What is required
Please print all of the records that follow with nothing altered.

BEGIN Supplied records

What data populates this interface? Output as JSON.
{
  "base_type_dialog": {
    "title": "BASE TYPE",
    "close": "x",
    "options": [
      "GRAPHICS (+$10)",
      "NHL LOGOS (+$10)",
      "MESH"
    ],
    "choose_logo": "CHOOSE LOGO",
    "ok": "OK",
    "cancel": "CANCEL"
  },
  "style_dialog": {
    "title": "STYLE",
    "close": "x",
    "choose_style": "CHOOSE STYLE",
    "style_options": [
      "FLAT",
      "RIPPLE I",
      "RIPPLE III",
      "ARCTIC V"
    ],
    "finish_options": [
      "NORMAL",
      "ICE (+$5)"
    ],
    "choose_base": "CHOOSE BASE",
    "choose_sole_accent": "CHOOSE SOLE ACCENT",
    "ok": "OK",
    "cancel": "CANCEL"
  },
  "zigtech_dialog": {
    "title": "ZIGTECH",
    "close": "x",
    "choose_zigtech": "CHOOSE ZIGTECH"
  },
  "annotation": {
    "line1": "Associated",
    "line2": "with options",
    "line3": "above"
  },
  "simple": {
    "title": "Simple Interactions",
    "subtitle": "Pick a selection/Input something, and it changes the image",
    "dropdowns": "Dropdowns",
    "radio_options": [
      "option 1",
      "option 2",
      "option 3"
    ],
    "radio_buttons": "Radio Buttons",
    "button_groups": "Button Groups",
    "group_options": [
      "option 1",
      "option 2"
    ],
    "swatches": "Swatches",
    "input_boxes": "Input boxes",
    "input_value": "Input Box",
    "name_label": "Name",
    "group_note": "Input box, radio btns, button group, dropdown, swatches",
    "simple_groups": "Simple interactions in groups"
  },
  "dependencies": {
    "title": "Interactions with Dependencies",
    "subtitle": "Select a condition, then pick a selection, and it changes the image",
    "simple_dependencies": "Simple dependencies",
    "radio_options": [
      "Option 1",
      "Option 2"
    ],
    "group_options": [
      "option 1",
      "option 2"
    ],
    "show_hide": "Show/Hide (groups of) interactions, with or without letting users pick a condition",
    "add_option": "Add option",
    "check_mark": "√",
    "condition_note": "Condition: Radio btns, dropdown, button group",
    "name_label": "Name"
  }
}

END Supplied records

Answer area
What data populates this interface? Output as JSON.
{
  "base_type_dialog": {
    "title": "BASE TYPE",
    "close": "x",
    "options": [
      "GRAPHICS (+$10)",
      "NHL LOGOS (+$10)",
      "MESH"
    ],
    "choose_logo": "CHOOSE LOGO",
    "ok": "OK",
    "cancel": "CANCEL"
  },
  "style_dialog": {
    "title": "STYLE",
    "close": "x",
    "choose_style": "CHOOSE STYLE",
    "style_options": [
      "FLAT",
      "RIPPLE I",
      "RIPPLE III",
      "ARCTIC V"
    ],
    "finish_options": [
      "NORMAL",
      "ICE (+$5)"
    ],
    "choose_base": "CHOOSE BASE",
    "choose_sole_accent": "CHOOSE SOLE ACCENT",
    "ok": "OK",
    "cancel": "CANCEL"
  },
  "zigtech_dialog": {
    "title": "ZIGTECH",
    "close": "x",
    "choose_zigtech": "CHOOSE ZIGTECH"
  },
  "annotation": {
    "line1": "Associated",
    "line2": "with options",
    "line3": "above"
  },
  "simple": {
    "title": "Simple Interactions",
    "subtitle": "Pick a selection/Input something, and it changes the image",
    "dropdowns": "Dropdowns",
    "radio_options": [
      "option 1",
      "option 2",
      "option 3"
    ],
    "radio_buttons": "Radio Buttons",
    "button_groups": "Button Groups",
    "group_options": [
      "option 1",
      "option 2"
    ],
    "swatches": "Swatches",
    "input_boxes": "Input boxes",
    "input_value": "Input Box",
    "name_label": "Name",
    "group_note": "Input box, radio btns, button group, dropdown, swatches",
    "simple_groups": "Simple interactions in groups"
  },
  "dependencies": {
    "title": "Interactions with Dependencies",
    "subtitle": "Select a condition, then pick a selection, and it changes the image",
    "simple_dependencies": "Simple dependencies",
    "radio_options": [
      "Option 1",
      "Option 2"
    ],
    "group_options": [
      "option 1",
      "option 2"
    ],
    "show_hide": "Show/Hide (groups of) interactions, with or without letting users pick a condition",
    "add_option": "Add option",
    "check_mark": "√",
    "condition_note": "Condition: Radio btns, dropdown, button group",
    "name_label": "Name"
  }
}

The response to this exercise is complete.